Colombia and Israel
Owen Bennett Jones introduces personal stories, analysis and wit from BBC correspondents abroad. In this edition:
Coca and coffee, war and peace
The announcement that representatives of the Colombian government, and the rebel forces called the FARC who've been fighting each other for nearly 50 years, would meet for talks in Oslo this week might seem like the beginning of the end of their conflict. Certainly FARC's grip on many of its former strongholds has weakened, under sustained and high-tech aerial attacks from the state's armed forces.
FARC is now weak enough that outsiders such as Arturo Wallace can now visit places once off-limits - like the mountainous territory where its leader was killed last year. But as he found, rural, remote regions of Colombia like this still offer their inhabitants very few chances to make legal money - or break free of the coca trade.
Jerusalem's other territory dispute
A few months ago Kevin Connolly wrote a memorable contribution to From Our Own Correspondent describing the ethical dilemmas posed his by his lemon tree. That piece involved the view from his study to the spot the lemon tree had been installed –his Jerusalem balcony.

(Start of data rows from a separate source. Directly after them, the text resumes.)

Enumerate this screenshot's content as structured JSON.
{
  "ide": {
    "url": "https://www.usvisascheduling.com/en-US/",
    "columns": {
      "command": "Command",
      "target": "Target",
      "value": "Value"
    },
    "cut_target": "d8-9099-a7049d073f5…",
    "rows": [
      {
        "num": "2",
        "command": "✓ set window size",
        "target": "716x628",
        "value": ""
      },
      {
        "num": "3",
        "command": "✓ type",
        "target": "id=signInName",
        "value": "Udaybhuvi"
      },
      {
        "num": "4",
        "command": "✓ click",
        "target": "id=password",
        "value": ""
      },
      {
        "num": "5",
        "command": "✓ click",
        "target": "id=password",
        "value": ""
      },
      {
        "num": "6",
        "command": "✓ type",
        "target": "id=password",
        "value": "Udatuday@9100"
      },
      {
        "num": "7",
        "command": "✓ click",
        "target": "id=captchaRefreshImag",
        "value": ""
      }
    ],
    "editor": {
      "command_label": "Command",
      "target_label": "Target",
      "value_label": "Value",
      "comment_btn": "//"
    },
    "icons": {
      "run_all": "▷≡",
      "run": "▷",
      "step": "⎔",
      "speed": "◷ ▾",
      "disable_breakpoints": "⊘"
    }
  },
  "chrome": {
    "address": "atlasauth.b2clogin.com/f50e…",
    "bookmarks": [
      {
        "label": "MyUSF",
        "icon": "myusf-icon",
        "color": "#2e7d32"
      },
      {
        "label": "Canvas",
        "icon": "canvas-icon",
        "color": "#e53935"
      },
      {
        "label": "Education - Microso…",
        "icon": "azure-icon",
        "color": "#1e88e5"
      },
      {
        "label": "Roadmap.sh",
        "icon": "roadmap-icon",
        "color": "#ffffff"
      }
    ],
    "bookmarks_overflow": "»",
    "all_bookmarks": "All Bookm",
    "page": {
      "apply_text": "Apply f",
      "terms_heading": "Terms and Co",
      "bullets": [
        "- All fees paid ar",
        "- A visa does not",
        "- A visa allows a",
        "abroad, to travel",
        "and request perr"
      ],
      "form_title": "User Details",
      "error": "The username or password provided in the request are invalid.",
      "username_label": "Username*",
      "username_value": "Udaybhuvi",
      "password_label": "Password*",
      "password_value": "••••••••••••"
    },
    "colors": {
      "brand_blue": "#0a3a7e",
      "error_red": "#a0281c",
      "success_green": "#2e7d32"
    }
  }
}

He’s now made it out as far as the shed where his rubbish is kept, and had some alarming encounters ... with some of Israel's gangs of feral cats. There are believed to be more than 2 million of them - and they're tough.